Biggin Hill Airport flight school axed after 70 years

Published
Image source, Getty Images
Image caption,
Biggin Hill Airport recently received permission to extend its opening hours to focus on business aviation

A family-run flight school says it has been asked to leave Biggin Hill Airport after 70 years as the airport focuses on "more lucrative" private jets.

Falcon Flying Group, which runs two flying schools on the site, said it was "heartbroken" after being given six months to move from the premises.

The airport, a famed RAF base during the Battle of Britain, called the move "necessary" to maintain safety.

A group of MPs has written to the airport, urging managers to reconsider.

Grant Shapps, chair of the all-party parliamentary group (APPG) on aviation, called the move a "short-term decision which is going to damage both Biggin Hill and British aviation in the long run".
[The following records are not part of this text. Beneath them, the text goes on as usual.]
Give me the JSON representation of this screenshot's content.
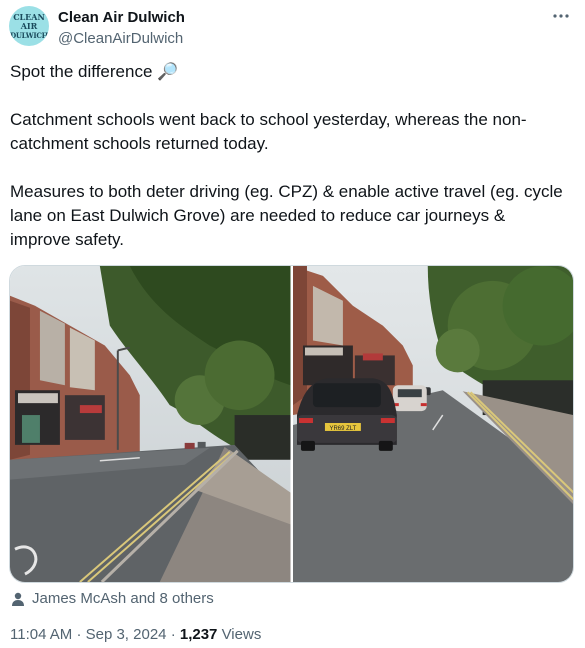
{
  "author": {
    "display_name": "Clean Air Dulwich",
    "handle": "@CleanAirDulwich",
    "avatar_lines": [
      "CLEAN",
      "AIR",
      "DULWICH"
    ]
  },
  "tweet": {
    "text": "Spot the difference 🔎\n\nCatchment schools went back to school yesterday, whereas the non-catchment schools returned today.\n\nMeasures to both deter driving (eg. CPZ) & enable active travel (eg. cycle lane on East Dulwich Grove) are needed to reduce car journeys & improve safety."
  },
  "media": {
    "photos": [
      {
        "description": "street-empty-road"
      },
      {
        "description": "street-queue-of-cars",
        "plate_text": "YR69 ZLT"
      }
    ]
  },
  "social_context": {
    "liked_by": "James McAsh and 8 others"
  },
  "meta": {
    "time": "11:04 AM",
    "separator": "·",
    "date": "Sep 3, 2024",
    "views_count": "1,237",
    "views_label": "Views"
  },
  "colors": {
    "text_primary": "#0f1419",
    "text_secondary": "#536471",
    "border": "#cfd9de",
    "avatar_bg": "#9be0e6"
  },
  "icons": {
    "more": "more-horizontal-icon",
    "person": "person-icon"
  }
}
He said the Boeing Company projected the global aviation industry needed an extra 1.2 million specialist staff, including 500,000 pilots, by 2032.

"There's a responsibility that goes beyond improving the business model that looks at the future of the whole sector," Mr Shapps said.

Image source, Press Association
Image caption,
Biggin Hill was instrumental in the RAF's defence of the UK

Biggin Hill history

The airfield in Bromley was originally opened in 1917 as a part of the London Air Defence Area.

It served as one of the key bases of RAF Fighter Command during the Second World War.

It played a central part in the Battle of Britain, housing Hurricanes and Spitfires responsible for protecting the south-east of England.

In the 1950s it began accepting civil flights alongside its role as a rapid reaction station.

Biggin Hill said it would not renew the lease of its three on-site flight schools.

The airport recently received permission to extend its opening hours as it focuses on business aviation.

Managing director Will Curtis said: "We are really sad about having to do this. Flight schools are part of the airfield's long tradition, but we have to put safety first."

He added: "Very few commercial pilots come from flight schools at Biggin Hill; they are generally trained in specialist courses funded by airlines."

Image source, EFG Flight School
Image caption,
EFG Flight School has been training pilots at Biggin Hill since 1947
Image source, Falcon Flying Group's
Image caption,
Falcon Flying Group dismissed "safety concerns"

The airport said an increase in business aviation meant that flight patterns were becoming more complex, making it impossible to "maintain high safety standards to which the airport operates".

But Falcon Flying Group director Anoop Singh Bamrah said: "These safety concerns are just not true.

"Airports around the world work perfectly safely with a mix of commercial and trainee pilots, and we have never had an incident [involving] harm or loss of life."

More on this story

Related Internet Links

The BBC is not responsible for the content of external sites.